However, something funny began to happen. Neighbors and others in town began to open up to us about their own struggles. A lost job here. Worry over paying the bills. Little by little as the economy tanked and I got real about things, so did my neighbors. Interestingly, they weren't always telling each other these things. I could tell by conversations we had later with other neighbors. Suddenly, my ideal of people began to fall away. I was no longer intimidated or fearful of what others would think because I knew a good many of them had very similar worries to my own. Perhaps their troubles weren't even financial, but when I began to open up, they opened up about all sorts of struggles. When many drive down our quiet streets they see a kind of privileged life, safely tucked away from harm. What I see are homes with real people, families, trying to make ends meet; thanking God for work this month in some cases. People celebrating that we're all still here because no one really wants another to meet with failure.
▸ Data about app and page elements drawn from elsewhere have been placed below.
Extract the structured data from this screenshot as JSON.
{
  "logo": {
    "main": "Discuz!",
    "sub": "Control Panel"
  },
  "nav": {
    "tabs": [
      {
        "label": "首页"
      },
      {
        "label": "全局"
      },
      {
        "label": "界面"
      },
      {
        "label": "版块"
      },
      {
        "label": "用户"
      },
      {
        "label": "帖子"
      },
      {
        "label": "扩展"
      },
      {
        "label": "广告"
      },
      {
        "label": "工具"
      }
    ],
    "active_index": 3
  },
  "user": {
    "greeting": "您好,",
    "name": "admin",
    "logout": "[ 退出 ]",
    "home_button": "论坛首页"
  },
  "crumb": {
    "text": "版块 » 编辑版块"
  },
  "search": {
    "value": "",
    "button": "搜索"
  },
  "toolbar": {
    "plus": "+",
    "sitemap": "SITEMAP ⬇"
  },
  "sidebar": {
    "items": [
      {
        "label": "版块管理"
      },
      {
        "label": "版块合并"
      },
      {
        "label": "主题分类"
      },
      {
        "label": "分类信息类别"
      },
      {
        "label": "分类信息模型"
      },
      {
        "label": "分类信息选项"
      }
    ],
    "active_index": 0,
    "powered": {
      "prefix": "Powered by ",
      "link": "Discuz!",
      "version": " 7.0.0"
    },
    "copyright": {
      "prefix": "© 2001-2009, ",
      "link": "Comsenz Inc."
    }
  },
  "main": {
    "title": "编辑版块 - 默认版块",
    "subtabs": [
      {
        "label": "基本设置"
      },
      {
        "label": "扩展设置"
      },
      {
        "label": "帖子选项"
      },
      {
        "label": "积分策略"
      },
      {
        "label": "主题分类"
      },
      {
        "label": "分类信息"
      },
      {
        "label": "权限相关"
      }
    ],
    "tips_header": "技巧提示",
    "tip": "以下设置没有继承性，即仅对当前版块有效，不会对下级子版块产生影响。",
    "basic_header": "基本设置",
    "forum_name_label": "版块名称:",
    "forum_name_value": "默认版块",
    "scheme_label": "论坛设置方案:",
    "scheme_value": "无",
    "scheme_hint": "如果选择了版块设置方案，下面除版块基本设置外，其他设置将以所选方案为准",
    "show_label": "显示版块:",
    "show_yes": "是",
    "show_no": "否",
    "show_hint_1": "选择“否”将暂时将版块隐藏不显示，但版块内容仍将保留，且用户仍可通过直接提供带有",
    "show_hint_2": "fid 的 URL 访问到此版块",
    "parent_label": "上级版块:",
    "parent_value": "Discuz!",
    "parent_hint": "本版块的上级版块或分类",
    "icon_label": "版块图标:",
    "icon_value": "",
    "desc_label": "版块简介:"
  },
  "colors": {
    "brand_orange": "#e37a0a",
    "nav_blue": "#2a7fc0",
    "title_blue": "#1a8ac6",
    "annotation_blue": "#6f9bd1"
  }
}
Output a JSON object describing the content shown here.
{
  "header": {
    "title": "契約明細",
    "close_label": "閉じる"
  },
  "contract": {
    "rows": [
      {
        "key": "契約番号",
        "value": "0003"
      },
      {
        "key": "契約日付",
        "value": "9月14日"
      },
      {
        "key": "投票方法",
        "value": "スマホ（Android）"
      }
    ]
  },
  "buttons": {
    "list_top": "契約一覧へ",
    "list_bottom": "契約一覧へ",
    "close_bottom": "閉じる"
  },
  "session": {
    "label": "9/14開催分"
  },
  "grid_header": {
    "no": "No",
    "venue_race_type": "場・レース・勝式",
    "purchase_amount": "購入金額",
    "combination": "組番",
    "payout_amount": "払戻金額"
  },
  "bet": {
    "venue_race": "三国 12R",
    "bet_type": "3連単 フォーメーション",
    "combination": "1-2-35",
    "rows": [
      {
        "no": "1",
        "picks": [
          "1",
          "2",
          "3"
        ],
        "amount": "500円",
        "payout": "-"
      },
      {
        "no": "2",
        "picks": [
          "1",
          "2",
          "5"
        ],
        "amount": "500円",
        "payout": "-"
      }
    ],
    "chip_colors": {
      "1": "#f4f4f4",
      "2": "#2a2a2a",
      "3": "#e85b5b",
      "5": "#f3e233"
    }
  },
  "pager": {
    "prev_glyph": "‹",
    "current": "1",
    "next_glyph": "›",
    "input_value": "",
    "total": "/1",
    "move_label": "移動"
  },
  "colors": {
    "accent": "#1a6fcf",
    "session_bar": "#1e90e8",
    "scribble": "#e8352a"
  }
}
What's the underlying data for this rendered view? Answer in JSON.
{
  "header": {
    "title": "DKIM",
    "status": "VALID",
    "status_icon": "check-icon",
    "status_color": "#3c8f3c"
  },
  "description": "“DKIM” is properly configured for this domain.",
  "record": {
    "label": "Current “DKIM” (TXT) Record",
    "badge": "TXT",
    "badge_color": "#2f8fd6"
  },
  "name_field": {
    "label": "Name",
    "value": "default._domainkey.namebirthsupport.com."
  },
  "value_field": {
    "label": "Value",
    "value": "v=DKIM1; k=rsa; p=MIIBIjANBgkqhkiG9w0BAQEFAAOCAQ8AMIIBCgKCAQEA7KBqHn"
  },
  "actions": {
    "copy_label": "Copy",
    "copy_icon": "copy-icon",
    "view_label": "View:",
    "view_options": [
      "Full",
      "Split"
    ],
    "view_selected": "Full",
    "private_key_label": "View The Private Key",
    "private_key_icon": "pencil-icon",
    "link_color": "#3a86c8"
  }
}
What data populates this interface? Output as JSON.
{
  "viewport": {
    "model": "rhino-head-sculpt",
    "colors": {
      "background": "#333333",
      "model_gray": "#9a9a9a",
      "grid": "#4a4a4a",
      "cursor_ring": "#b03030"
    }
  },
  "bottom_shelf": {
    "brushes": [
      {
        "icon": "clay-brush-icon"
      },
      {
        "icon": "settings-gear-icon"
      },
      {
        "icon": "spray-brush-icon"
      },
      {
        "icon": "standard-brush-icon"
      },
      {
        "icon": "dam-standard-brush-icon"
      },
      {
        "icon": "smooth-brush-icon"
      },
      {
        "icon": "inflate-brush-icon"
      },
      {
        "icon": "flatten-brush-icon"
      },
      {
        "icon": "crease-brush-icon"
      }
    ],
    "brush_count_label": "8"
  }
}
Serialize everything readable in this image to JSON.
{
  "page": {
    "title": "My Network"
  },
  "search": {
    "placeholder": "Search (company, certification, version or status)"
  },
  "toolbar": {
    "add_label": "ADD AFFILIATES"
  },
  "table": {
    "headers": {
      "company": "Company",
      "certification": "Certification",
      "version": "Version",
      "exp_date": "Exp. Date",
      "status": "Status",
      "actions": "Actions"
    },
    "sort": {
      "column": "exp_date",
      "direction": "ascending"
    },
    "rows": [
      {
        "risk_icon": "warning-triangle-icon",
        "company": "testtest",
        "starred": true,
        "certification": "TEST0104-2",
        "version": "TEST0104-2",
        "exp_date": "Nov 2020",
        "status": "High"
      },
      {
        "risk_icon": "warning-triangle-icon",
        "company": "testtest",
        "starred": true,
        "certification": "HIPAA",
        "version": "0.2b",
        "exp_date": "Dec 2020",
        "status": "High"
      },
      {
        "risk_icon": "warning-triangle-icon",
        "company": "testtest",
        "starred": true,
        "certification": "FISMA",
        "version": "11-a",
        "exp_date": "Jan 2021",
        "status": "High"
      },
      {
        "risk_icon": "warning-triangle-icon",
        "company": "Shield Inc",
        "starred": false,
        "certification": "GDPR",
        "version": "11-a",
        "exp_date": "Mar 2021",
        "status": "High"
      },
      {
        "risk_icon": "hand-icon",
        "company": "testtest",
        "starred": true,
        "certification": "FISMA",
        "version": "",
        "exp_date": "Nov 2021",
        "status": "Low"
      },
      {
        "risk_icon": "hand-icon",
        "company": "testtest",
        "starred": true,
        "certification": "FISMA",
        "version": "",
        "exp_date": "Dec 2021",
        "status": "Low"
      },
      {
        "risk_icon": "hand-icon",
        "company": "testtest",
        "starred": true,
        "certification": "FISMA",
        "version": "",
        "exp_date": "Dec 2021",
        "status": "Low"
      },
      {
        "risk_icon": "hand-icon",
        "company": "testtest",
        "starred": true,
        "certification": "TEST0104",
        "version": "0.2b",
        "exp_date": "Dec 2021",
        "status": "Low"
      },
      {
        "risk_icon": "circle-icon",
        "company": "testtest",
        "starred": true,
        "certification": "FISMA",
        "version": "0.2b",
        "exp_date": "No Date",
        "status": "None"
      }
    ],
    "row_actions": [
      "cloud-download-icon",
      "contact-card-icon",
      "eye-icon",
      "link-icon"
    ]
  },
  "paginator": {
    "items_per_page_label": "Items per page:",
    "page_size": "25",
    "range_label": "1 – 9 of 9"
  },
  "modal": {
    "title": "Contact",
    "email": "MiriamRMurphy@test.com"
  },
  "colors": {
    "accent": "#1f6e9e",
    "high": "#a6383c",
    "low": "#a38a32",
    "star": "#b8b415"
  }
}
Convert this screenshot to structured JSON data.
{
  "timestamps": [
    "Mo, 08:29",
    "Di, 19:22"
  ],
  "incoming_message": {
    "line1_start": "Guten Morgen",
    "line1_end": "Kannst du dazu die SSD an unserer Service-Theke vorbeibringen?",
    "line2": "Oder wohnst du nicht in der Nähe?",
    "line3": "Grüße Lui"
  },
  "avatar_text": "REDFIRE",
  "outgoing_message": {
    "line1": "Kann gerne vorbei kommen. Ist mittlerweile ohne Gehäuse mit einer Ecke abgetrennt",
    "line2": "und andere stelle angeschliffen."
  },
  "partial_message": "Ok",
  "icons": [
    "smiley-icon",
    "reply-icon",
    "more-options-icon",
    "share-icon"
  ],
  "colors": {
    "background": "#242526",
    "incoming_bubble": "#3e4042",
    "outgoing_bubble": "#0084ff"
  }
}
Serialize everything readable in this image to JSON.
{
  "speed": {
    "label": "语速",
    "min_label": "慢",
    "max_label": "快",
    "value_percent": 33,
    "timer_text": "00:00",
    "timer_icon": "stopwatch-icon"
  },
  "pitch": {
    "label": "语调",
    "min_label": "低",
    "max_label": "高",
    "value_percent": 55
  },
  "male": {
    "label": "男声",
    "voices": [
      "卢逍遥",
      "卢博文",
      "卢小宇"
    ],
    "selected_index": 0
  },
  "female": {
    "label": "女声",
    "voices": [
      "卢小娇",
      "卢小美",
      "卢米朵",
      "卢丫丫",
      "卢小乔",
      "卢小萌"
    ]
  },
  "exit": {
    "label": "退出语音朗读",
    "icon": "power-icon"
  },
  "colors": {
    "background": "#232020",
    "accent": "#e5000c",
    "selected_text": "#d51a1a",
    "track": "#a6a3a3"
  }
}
Financial hardship has humbled us all.

Today, we pulled our For Sale sign out of the yard. I will not recount the hours and hours of wrestling with God over this house. I realize in the end it's just a house. Ultimately, He's not overly concerned where I live. He just wants me to be obedient even when I can't see the answer (Yes, but will you keep it?"). We have been expecting an answer from our bank. It is taking longer than expected. Thousands of homeowners are trying to save their homes. I am someone trying to save my home. We have done all we can. By all human account, we shouldn't even still be here. But we are. Because for now it's God's plan. I wanted an answer before I pulled the sign up, but recent circumstances made us realize (here we are still learning) that trying to sell was fruitless. We'd sell ourselves into foreclosure. So call it a fight, if you will. Perhaps its part disciplining for our choices. I can accept that. Perhaps God wants me to fight for it because quite frankly, some days it would easier to walk away. Perhaps when we relinquish all rights to anything, He is pleased to give back the very things we give up.

In tight-laced West Michigan where appearances have ruled the landscape for so many years, perhaps he knew I'm too unconventional to ever aspire to that type of life. If I can't live truthfully, I'd rather not live. It's not me. He just wired me that way. There's a lot of hurt out there--right next door perhaps--and sometimes someone just has to be willing to admit it. A kind of circle begins to emerge when we're honest with each other. A circle of recognition. Oh, so you're touched by this thing called humanity as well? I'll be darned.

Lack of money is a great equalizer. I have more of a relationship with some of my neighbors than I ever did before. I am privileged to know them for who they really are. Proving yet again financial hardships can render some of the most powerful blessings.